-------- Recorded information --------
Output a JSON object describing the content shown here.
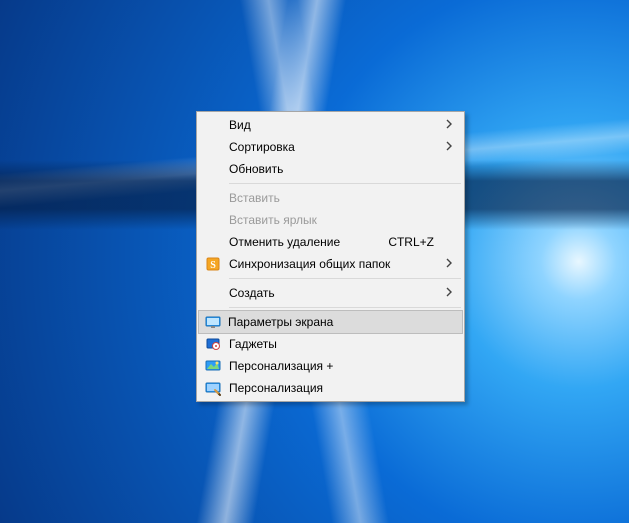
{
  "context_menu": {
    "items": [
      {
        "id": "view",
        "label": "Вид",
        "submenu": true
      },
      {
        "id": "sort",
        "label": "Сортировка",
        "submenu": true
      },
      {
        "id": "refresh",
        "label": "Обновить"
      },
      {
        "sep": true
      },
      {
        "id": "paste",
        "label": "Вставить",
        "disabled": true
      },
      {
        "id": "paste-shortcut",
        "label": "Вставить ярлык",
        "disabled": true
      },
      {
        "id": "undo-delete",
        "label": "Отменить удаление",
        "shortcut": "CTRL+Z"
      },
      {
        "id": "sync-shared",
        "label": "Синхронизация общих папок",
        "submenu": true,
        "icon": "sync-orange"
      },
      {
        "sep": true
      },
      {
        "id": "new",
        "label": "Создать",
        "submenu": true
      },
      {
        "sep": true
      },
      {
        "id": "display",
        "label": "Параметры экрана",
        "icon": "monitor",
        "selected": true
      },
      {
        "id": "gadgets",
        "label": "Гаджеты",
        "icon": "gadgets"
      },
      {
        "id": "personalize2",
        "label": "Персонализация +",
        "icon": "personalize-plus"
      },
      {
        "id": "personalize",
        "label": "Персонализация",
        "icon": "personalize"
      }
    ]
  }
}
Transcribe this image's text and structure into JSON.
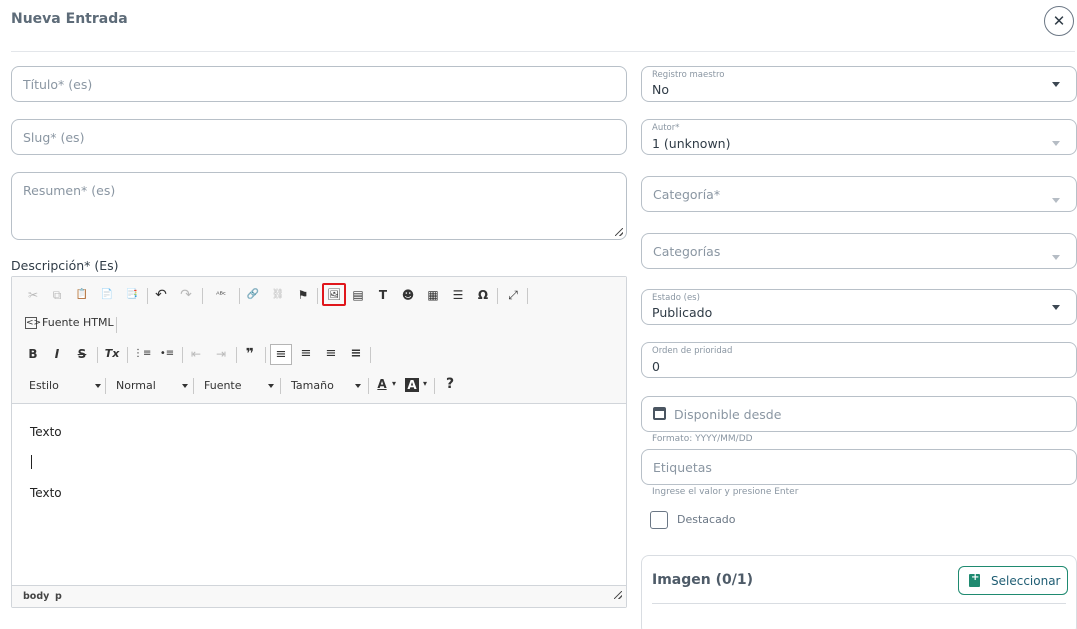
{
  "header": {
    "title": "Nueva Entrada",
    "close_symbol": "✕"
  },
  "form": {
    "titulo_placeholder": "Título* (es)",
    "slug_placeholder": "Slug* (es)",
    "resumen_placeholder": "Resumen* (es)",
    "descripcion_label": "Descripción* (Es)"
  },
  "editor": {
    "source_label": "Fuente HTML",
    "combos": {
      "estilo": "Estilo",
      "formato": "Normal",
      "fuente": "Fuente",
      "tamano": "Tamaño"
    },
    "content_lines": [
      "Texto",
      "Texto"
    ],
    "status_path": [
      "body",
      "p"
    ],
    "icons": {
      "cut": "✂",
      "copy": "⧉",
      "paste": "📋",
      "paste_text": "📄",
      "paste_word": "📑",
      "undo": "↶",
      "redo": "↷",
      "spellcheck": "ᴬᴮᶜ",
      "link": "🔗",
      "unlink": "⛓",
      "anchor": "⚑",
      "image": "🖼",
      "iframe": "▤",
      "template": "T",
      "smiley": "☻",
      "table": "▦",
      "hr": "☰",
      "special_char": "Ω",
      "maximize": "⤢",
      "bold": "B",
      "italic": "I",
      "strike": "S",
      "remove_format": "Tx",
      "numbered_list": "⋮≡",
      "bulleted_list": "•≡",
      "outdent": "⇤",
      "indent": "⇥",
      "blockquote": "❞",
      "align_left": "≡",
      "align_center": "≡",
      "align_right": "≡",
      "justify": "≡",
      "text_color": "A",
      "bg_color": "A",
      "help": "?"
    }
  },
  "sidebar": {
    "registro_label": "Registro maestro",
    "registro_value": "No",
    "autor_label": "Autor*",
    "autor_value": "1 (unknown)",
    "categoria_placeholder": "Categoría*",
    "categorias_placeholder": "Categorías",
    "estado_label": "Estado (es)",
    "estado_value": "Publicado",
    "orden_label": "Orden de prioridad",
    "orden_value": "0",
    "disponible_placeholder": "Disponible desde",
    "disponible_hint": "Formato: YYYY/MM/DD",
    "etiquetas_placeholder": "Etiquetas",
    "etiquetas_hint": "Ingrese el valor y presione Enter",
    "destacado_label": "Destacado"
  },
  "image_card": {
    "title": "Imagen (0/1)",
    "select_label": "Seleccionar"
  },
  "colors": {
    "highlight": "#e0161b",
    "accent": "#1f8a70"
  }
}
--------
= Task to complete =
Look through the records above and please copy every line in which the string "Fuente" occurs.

= Written reply =
    "source_label": "Fuente HTML",
      "fuente": "Fuente",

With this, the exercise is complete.